* [RECORDS PROVIDED]:
↓↓↓

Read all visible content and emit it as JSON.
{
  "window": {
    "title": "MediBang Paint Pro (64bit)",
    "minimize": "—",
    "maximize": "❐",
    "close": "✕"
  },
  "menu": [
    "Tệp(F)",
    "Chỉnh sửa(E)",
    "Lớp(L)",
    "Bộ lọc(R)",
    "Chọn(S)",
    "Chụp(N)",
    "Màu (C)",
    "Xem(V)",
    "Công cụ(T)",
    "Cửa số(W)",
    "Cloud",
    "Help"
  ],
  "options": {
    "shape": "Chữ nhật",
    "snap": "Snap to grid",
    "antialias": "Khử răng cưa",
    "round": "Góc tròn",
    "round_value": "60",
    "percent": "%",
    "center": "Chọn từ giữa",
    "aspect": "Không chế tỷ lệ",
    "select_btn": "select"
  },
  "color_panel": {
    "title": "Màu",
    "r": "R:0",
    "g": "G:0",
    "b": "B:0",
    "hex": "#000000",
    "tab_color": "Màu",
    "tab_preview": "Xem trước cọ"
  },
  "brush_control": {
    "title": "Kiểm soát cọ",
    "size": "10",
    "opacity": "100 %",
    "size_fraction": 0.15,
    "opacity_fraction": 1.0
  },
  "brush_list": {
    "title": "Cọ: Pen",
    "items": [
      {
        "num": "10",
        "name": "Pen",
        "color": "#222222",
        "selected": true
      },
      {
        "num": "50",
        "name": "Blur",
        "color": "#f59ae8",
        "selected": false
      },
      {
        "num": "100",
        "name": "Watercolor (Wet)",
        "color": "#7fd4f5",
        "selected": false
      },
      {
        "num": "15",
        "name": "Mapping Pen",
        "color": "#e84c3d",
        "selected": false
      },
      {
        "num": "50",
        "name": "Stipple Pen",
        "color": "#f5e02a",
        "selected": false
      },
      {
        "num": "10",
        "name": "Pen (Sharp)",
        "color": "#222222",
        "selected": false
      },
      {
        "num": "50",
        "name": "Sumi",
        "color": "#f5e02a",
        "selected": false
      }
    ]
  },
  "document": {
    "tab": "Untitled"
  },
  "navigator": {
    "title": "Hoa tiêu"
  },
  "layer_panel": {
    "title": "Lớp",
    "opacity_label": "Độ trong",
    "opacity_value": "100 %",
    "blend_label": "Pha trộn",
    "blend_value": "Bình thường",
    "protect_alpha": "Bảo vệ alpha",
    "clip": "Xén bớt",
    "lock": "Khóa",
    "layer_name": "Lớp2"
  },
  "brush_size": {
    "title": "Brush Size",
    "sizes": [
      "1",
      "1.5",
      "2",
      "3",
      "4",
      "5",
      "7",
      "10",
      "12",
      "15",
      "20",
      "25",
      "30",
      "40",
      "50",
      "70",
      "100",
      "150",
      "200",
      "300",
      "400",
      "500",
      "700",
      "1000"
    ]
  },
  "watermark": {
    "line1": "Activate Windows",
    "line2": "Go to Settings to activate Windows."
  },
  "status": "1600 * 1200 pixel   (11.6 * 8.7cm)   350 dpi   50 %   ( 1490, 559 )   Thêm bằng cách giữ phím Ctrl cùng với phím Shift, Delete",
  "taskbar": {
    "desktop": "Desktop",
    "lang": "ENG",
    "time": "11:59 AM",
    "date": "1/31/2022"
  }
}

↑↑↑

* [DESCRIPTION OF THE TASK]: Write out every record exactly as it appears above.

* [SOLUTION TO THIS EXERCISE]:
Read all visible content and emit it as JSON.
{
  "window": {
    "title": "MediBang Paint Pro (64bit)",
    "minimize": "—",
    "maximize": "❐",
    "close": "✕"
  },
  "menu": [
    "Tệp(F)",
    "Chỉnh sửa(E)",
    "Lớp(L)",
    "Bộ lọc(R)",
    "Chọn(S)",
    "Chụp(N)",
    "Màu (C)",
    "Xem(V)",
    "Công cụ(T)",
    "Cửa số(W)",
    "Cloud",
    "Help"
  ],
  "options": {
    "shape": "Chữ nhật",
    "snap": "Snap to grid",
    "antialias": "Khử răng cưa",
    "round": "Góc tròn",
    "round_value": "60",
    "percent": "%",
    "center": "Chọn từ giữa",
    "aspect": "Không chế tỷ lệ",
    "select_btn": "select"
  },
  "color_panel": {
    "title": "Màu",
    "r": "R:0",
    "g": "G:0",
    "b": "B:0",
    "hex": "#000000",
    "tab_color": "Màu",
    "tab_preview": "Xem trước cọ"
  },
  "brush_control": {
    "title": "Kiểm soát cọ",
    "size": "10",
    "opacity": "100 %",
    "size_fraction": 0.15,
    "opacity_fraction": 1.0
  },
  "brush_list": {
    "title": "Cọ: Pen",
    "items": [
      {
        "num": "10",
        "name": "Pen",
        "color": "#222222",
        "selected": true
      },
      {
        "num": "50",
        "name": "Blur",
        "color": "#f59ae8",
        "selected": false
      },
      {
        "num": "100",
        "name": "Watercolor (Wet)",
        "color": "#7fd4f5",
        "selected": false
      },
      {
        "num": "15",
        "name": "Mapping Pen",
        "color": "#e84c3d",
        "selected": false
      },
      {
        "num": "50",
        "name": "Stipple Pen",
        "color": "#f5e02a",
        "selected": false
      },
      {
        "num": "10",
        "name": "Pen (Sharp)",
        "color": "#222222",
        "selected": false
      },
      {
        "num": "50",
        "name": "Sumi",
        "color": "#f5e02a",
        "selected": false
      }
    ]
  },
  "document": {
    "tab": "Untitled"
  },
  "navigator": {
    "title": "Hoa tiêu"
  },
  "layer_panel": {
    "title": "Lớp",
    "opacity_label": "Độ trong",
    "opacity_value": "100 %",
    "blend_label": "Pha trộn",
    "blend_value": "Bình thường",
    "protect_alpha": "Bảo vệ alpha",
    "clip": "Xén bớt",
    "lock": "Khóa",
    "layer_name": "Lớp2"
  },
  "brush_size": {
    "title": "Brush Size",
    "sizes": [
      "1",
      "1.5",
      "2",
      "3",
      "4",
      "5",
      "7",
      "10",
      "12",
      "15",
      "20",
      "25",
      "30",
      "40",
      "50",
      "70",
      "100",
      "150",
      "200",
      "300",
      "400",
      "500",
      "700",
      "1000"
    ]
  },
  "watermark": {
    "line1": "Activate Windows",
    "line2": "Go to Settings to activate Windows."
  },
  "status": "1600 * 1200 pixel   (11.6 * 8.7cm)   350 dpi   50 %   ( 1490, 559 )   Thêm bằng cách giữ phím Ctrl cùng với phím Shift, Delete",
  "taskbar": {
    "desktop": "Desktop",
    "lang": "ENG",
    "time": "11:59 AM",
    "date": "1/31/2022"
  }
}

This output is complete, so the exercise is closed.